Darla noticed him watching her while she was at the gas pump. Beneath the flaring blue lights of the overhang, she caught his reflection in the back window of her car as he walked behind her. Black eyes. Hat low across his forehead. He darted a look at her as he passed between the pumps.
Something about his glance raised the hair on the back of Darla’s neck. She looked back, but he disappeared into the darkness– just a jean jacket over hunched up shoulders.
Bugs sizzled against the fluorescent lights above. Darla placed the pump handle back into its cradle and climbed into her car.
On the drive home, she thought she spotted two baleful headlights bobbing along behind her. When she turned, they turned. When she switched lanes, they switched lanes.
Now, as she pulls into her driveway, Darla lingers in the driver’s seat, staring first in one mirror and then the next. The air is slick and hot inside the car– outside, the night is not much better. Insects seeth in the trees. The front light on her house shines a dim, amber puddle onto the front step; the windows are dark, blank holes.

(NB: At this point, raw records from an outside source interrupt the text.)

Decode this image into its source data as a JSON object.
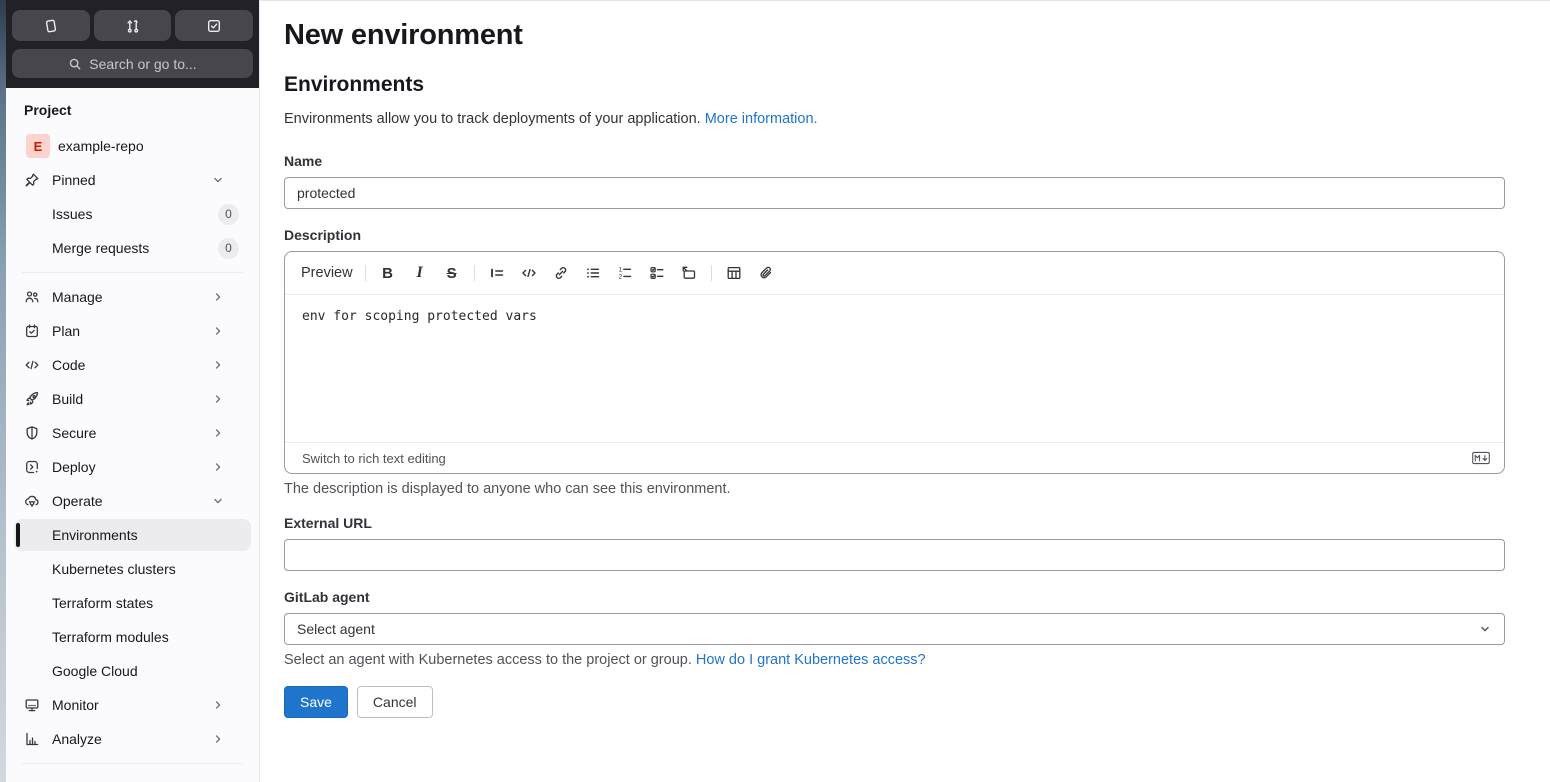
{
  "topbar": {
    "buttons": [
      {
        "name": "issues"
      },
      {
        "name": "merge-requests"
      },
      {
        "name": "todo-list"
      }
    ],
    "search_label": "Search or go to..."
  },
  "sidebar": {
    "section_label": "Project",
    "project": {
      "avatar_letter": "E",
      "name": "example-repo"
    },
    "pinned": {
      "label": "Pinned"
    },
    "pinned_items": [
      {
        "label": "Issues",
        "count": "0"
      },
      {
        "label": "Merge requests",
        "count": "0"
      }
    ],
    "nav": [
      {
        "label": "Manage",
        "icon": "users-icon"
      },
      {
        "label": "Plan",
        "icon": "calendar-icon"
      },
      {
        "label": "Code",
        "icon": "code-icon"
      },
      {
        "label": "Build",
        "icon": "rocket-icon"
      },
      {
        "label": "Secure",
        "icon": "shield-icon"
      },
      {
        "label": "Deploy",
        "icon": "deploy-icon"
      },
      {
        "label": "Operate",
        "icon": "cloud-pod-icon"
      }
    ],
    "subnav": [
      {
        "label": "Environments",
        "active": true
      },
      {
        "label": "Kubernetes clusters"
      },
      {
        "label": "Terraform states"
      },
      {
        "label": "Terraform modules"
      },
      {
        "label": "Google Cloud"
      }
    ],
    "nav_bottom": [
      {
        "label": "Monitor",
        "icon": "monitor-icon"
      },
      {
        "label": "Analyze",
        "icon": "chart-icon"
      }
    ]
  },
  "main": {
    "title": "New environment",
    "section_heading": "Environments",
    "intro_text": "Environments allow you to track deployments of your application.",
    "intro_link": "More information.",
    "name": {
      "label": "Name",
      "value": "protected"
    },
    "description": {
      "label": "Description",
      "preview_label": "Preview",
      "toolbar_icons": [
        "bold-icon",
        "italic-icon",
        "strikethrough-icon",
        "quote-icon",
        "code-icon",
        "link-icon",
        "bullet-list-icon",
        "numbered-list-icon",
        "task-list-icon",
        "collapsible-section-icon",
        "table-icon",
        "attach-file-icon"
      ],
      "value": "env for scoping protected vars",
      "footer_link": "Switch to rich text editing",
      "markdown_icon": "markdown-icon",
      "help_text": "The description is displayed to anyone who can see this environment."
    },
    "external_url": {
      "label": "External URL",
      "value": ""
    },
    "agent": {
      "label": "GitLab agent",
      "selected": "Select agent",
      "help_text": "Select an agent with Kubernetes access to the project or group.",
      "help_link": "How do I grant Kubernetes access?"
    },
    "actions": {
      "save": "Save",
      "cancel": "Cancel"
    }
  },
  "colors": {
    "accent_blue": "#1f75cb",
    "topbar_bg": "#222127",
    "topbar_button_bg": "#47464c",
    "sidebar_bg": "#fbfafd",
    "active_item_bg": "#ececef",
    "avatar_bg": "#fdd4cd",
    "avatar_text": "#c91c00"
  }
}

A car inches along the street, headlights cutting through the dark, and at the last moment, it swings into her neighbor’s driveway. Lights flash across a blank house front.
Darla lets out her breath.

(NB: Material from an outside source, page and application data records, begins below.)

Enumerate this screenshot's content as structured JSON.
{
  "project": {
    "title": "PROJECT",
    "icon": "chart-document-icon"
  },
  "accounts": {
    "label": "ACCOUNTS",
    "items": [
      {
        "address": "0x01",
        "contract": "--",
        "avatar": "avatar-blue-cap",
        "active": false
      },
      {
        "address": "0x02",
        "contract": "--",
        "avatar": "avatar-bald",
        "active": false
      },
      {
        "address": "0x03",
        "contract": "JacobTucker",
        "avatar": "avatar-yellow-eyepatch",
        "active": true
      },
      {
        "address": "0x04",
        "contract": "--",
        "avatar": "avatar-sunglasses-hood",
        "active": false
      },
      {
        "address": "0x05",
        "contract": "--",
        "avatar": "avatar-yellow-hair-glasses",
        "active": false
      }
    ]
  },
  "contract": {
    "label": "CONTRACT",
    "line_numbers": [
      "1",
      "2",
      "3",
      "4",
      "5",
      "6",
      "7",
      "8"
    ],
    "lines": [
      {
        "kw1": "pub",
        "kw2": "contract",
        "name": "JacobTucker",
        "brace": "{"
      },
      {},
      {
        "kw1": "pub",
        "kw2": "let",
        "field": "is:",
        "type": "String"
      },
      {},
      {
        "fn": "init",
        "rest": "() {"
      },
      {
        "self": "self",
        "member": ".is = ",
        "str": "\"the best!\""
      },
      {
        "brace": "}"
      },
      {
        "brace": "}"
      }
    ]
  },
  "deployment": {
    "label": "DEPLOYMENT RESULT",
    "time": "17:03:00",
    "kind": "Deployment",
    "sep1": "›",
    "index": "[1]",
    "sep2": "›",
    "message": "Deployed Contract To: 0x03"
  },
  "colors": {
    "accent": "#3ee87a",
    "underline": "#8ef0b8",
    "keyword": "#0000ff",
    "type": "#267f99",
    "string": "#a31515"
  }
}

The insect noise overwhelms as she unlocks her front door but immediately goes muffled as she shuts herself in. Her front room shows a gradient of shadows; dim blue light spills from the kitchen. Solar lights glow outside the sliding glass doors that lead to the patio. Darla turns on the lamp, crosses to the glass doors, and yanks the curtains shut with a metallic ring. She rushes from window to window closing all the blinds and curtains.
Finished, Darla pauses in her living room and listens. The stillness of the house hums around her–the refrigerator purrs, the A/C rumbles to life, the walls settle as the blower turns on– silence.

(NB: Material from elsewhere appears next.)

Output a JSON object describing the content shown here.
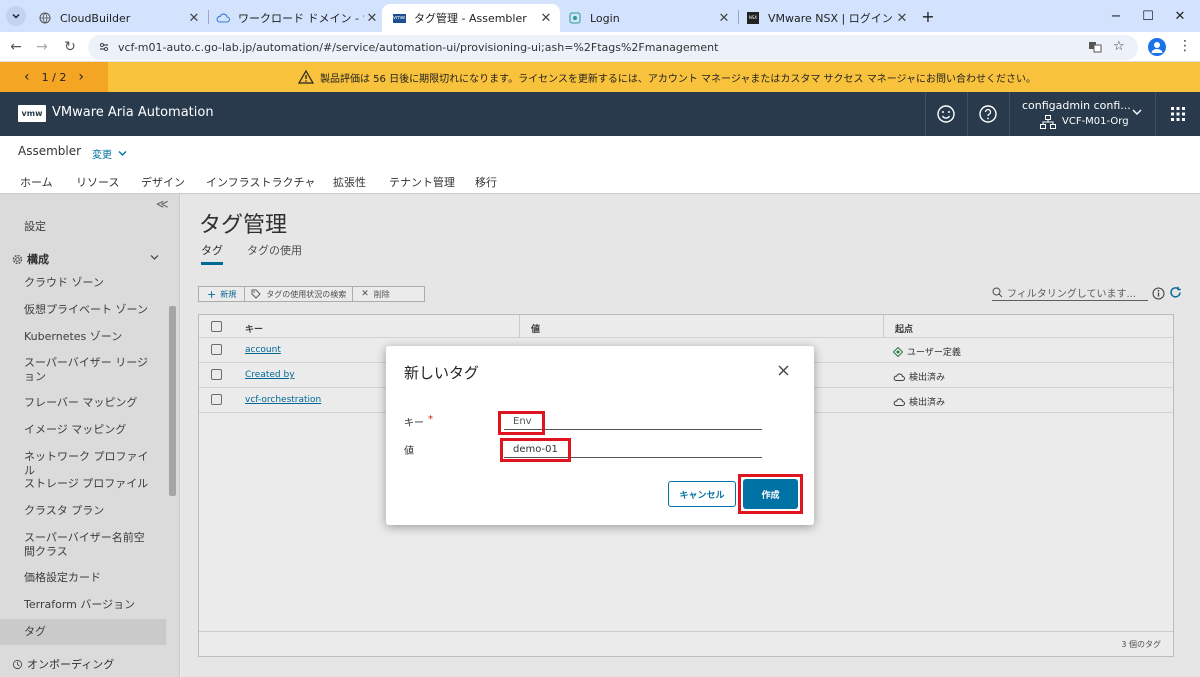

The hair on the back of her neck bristles as she recalls the man at the gas station. She crosses to the front window and peels back the curtain an inch. Cream-colored sidewalks stretch from shadow to light; yards are dark hollows beneath sprawling tree limbs.
So many places to hide.
Just then a noise–like a tin can being kicked over and slamming into cement–echoes from somewhere behind her house. Darla’s heart leaps into her throat. She trembles and races to the covered patio doors, hands shaking as she reaches for the light switch and the curtains. She tugs back the curtains and flips on the light. Her fenced in backyard floods with light, shadows racing to the corners, leaping into the trees.
The yard is empty. Her yellow adirondack chairs sit vacant. Her watering can stands on the side of the patio, copper glistening in the light.
Darla frowns and slaps off the switch.
She tries to shake off the feeling from the gas station. “It’s not him,” she says. “You need to stop watching the news.”
Darla turns off the lights in the front room, washes her face beneath garish bathroom lights, and brushes her teeth furiously as she glances around her bedroom. The icy weight of fear that settled over her at the gas station begins to thaw. But still, she thinks– in the morning, she should go to the shelter and adopt a dog.
She climbs into bed and turns off her lamp. For one last moment, she listens to the silence of her house again– all the normal hums and creaks– and then she settles down to sleep. Her mind spins around her last thought– a dog, big and dark, ears pointed and expressive, eyebrows caramel smudges in a chocolate face…
A click. A subtle shift beside her, like something pressing down into the mattress. A breath of air moves against Darla’s cheek. Her eyes fly open. Against the backdrop of the gray window frame, a shadow looms. She smells the garbage rot of his breath.
Terror moves fluid and heavy into every part of her limbs.
Oh my gosh! It’s him!
© 2021 Katie Baker
6 thoughts on “Nighttime Terrors”
It’s never wrong to adopt a dog. 🙂
I agree! Although I don’t have a dog yet myself, there are many sweet adoptees I’m my life via friends and family. When I get one, this is my plan.
The detailing, the ease of read… excellent!
Thanks, Nick! I’m glad you enjoyed it.
Loved reading the story! It’s always good to read a little scary story in this pre-halloween season😆🎃💕
Thank you 🎃 That’s kind of been my inspiration this month. I don’t usually write creepy stuff, but I’ve been enjoying the flow this month.
LikeLiked by 1 person